lore About Oils: Breezy Circularising.
In order to draw attention to the prices at which they are repared to supply their oil and grease, C. C. Wakefield and ,ompany, of 27, Cannon Street, E.C., have issued a small amphlet which is conspicuous by reason of the racy form in ihich the contents are drawn up. Claiming that amongst ther large users they are now supplying 42 British railways /ith lubricant, the pamphlet says that it is the intention of lie proprietors largely to develop an extensive business with large number of small customers on a cash basis. Selfonfidence is not lacking in the statement we find that these -takers have "incidentally held post mortems on the usual larketed grades and found them wanting." List prices re quoted for motor oil at is. 8d. per gall. in 40-gallon lots nd for motor grease at 24d. per pound by the hundred'eight. Comparisons are drawn with other lubricating oils /Inch are quoted as being sold at 45. 6d. per gallon. The ast page of the pamphlet contains an addressed order form eady stamped. This firm has also recently introduced a ow self-plugging tap for oil drums, which fitting will be lustrated in an early issue of this journal.
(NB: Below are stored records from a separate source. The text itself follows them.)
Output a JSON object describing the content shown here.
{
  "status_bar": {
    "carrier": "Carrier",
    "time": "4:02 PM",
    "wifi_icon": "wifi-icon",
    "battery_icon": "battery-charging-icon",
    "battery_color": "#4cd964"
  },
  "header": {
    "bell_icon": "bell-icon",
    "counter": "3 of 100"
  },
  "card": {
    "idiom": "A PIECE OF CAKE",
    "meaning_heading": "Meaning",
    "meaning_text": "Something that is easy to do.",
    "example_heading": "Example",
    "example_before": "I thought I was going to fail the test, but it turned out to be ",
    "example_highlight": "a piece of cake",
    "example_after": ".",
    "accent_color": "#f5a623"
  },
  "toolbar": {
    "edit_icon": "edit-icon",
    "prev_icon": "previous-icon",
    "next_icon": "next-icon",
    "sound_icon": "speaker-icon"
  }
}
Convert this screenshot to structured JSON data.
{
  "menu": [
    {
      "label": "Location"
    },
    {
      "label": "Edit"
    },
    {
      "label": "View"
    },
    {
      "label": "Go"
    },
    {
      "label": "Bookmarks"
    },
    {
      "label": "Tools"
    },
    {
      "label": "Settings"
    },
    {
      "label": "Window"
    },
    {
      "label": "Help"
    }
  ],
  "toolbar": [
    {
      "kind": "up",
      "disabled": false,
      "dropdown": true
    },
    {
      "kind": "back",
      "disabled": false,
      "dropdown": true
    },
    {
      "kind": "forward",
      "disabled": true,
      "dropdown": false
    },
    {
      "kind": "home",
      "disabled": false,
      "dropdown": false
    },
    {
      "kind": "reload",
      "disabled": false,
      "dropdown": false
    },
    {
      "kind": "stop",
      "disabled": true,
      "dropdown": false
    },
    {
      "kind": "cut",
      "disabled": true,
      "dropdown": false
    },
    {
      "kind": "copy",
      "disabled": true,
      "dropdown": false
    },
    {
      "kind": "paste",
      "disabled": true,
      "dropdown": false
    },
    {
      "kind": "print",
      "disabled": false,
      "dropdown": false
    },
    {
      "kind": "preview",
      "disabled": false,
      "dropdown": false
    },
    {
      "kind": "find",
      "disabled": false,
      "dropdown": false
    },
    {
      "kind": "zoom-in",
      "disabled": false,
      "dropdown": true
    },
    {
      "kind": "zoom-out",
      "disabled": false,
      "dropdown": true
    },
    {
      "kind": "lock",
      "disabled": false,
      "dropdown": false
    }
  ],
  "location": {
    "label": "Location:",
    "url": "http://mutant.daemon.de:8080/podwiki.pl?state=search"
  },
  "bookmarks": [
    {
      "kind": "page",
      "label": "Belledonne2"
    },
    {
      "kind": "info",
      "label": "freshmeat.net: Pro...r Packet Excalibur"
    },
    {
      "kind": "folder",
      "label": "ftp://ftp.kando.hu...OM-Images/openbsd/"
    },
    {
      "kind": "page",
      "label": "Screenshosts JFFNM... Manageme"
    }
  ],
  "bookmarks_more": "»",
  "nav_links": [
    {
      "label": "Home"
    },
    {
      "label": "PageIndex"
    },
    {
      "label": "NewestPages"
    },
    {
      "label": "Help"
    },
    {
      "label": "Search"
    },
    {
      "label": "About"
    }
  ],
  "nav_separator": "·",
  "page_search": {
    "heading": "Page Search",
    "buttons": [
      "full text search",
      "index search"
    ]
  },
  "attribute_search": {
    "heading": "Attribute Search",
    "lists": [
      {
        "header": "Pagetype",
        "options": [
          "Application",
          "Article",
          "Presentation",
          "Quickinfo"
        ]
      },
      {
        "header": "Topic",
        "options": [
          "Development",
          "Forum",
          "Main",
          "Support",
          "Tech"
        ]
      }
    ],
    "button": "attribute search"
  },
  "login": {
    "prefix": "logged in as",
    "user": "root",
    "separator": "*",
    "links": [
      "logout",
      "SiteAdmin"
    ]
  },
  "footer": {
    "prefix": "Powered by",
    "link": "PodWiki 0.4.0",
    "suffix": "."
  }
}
A Combined-unit System of Dual Ignition.
The sketches which are reproduced at the foot of this page show two forms of a new magneto, the invention of Mr. R. F. Hall, of 137, Suffolk Street, Birmingham. Of late years it has become quite usual to fit two separate types of ignition apparatus, one of which is by means of a hightension magneto, and the other employing a coil and accumulator. When a magneto alone is fitted, it is necessary to time it so that there will be no difficulty about the starting of the engine, and, when so adjusted, the magneto does not work at its highest efficiencywith the engine running at its normal speed. It is for this reason, therefore, that some manufacturers also fit a coil and accumulator system with which the starting of the motor is more easily effected. Few, if any, of these combinations have the appearance of their having been designed at the same Lime; they more usually give the impression that one of the systems has been added as the result of later consideration. The two systems are, generally, distinct and separate from each other, and each has its own driving gear and controlling lever, and, in some cases, its own set of sparking plugs.
Where dual ignition is provided not only should the two systems be in perfect synchronism, but the high-tension and the low-tension apparatus of each system should have the advance and retard motions in unison with each other. Mr. Hall's invention combines the two systems into one compact unit which may be driven direct off the camshaft of the engine, whilst the control is by one and the same lever. The magneto is made in two forms—one with the high-tension distributor mounted on a vertical, worm-driven shaft, and, in the other, the distributor is inclined and is driven by bevel gearing from the armature spindle. Mr. Hall has issued a descriptive booklet of these two magnetos, showing numerous coloured sectional views and diagrams, together with the prices and other useful information concerning this practical and interesting combination of ignition systems.